Task objective => Each record below must be written out again in exactly the same form.

Available data =>
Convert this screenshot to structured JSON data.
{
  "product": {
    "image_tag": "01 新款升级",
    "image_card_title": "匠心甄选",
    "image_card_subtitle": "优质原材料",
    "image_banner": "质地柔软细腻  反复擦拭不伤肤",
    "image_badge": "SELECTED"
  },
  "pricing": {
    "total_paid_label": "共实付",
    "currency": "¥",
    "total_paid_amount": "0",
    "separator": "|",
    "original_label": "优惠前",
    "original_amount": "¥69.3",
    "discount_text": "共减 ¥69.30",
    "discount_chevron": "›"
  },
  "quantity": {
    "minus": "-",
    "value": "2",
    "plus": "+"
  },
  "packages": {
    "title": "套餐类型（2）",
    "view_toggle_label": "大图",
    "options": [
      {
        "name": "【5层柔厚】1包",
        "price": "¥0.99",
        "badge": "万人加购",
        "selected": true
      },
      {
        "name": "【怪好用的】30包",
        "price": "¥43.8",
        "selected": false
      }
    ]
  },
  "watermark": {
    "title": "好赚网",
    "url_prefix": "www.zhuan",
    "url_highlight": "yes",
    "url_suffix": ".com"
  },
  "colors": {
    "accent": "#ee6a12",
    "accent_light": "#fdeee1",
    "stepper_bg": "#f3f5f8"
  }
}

Written solution =>
Convert this screenshot to structured JSON data.
{
  "product": {
    "image_tag": "01 新款升级",
    "image_card_title": "匠心甄选",
    "image_card_subtitle": "优质原材料",
    "image_banner": "质地柔软细腻  反复擦拭不伤肤",
    "image_badge": "SELECTED"
  },
  "pricing": {
    "total_paid_label": "共实付",
    "currency": "¥",
    "total_paid_amount": "0",
    "separator": "|",
    "original_label": "优惠前",
    "original_amount": "¥69.3",
    "discount_text": "共减 ¥69.30",
    "discount_chevron": "›"
  },
  "quantity": {
    "minus": "-",
    "value": "2",
    "plus": "+"
  },
  "packages": {
    "title": "套餐类型（2）",
    "view_toggle_label": "大图",
    "options": [
      {
        "name": "【5层柔厚】1包",
        "price": "¥0.99",
        "badge": "万人加购",
        "selected": true
      },
      {
        "name": "【怪好用的】30包",
        "price": "¥43.8",
        "selected": false
      }
    ]
  },
  "watermark": {
    "title": "好赚网",
    "url_prefix": "www.zhuan",
    "url_highlight": "yes",
    "url_suffix": ".com"
  },
  "colors": {
    "accent": "#ee6a12",
    "accent_light": "#fdeee1",
    "stepper_bg": "#f3f5f8"
  }
}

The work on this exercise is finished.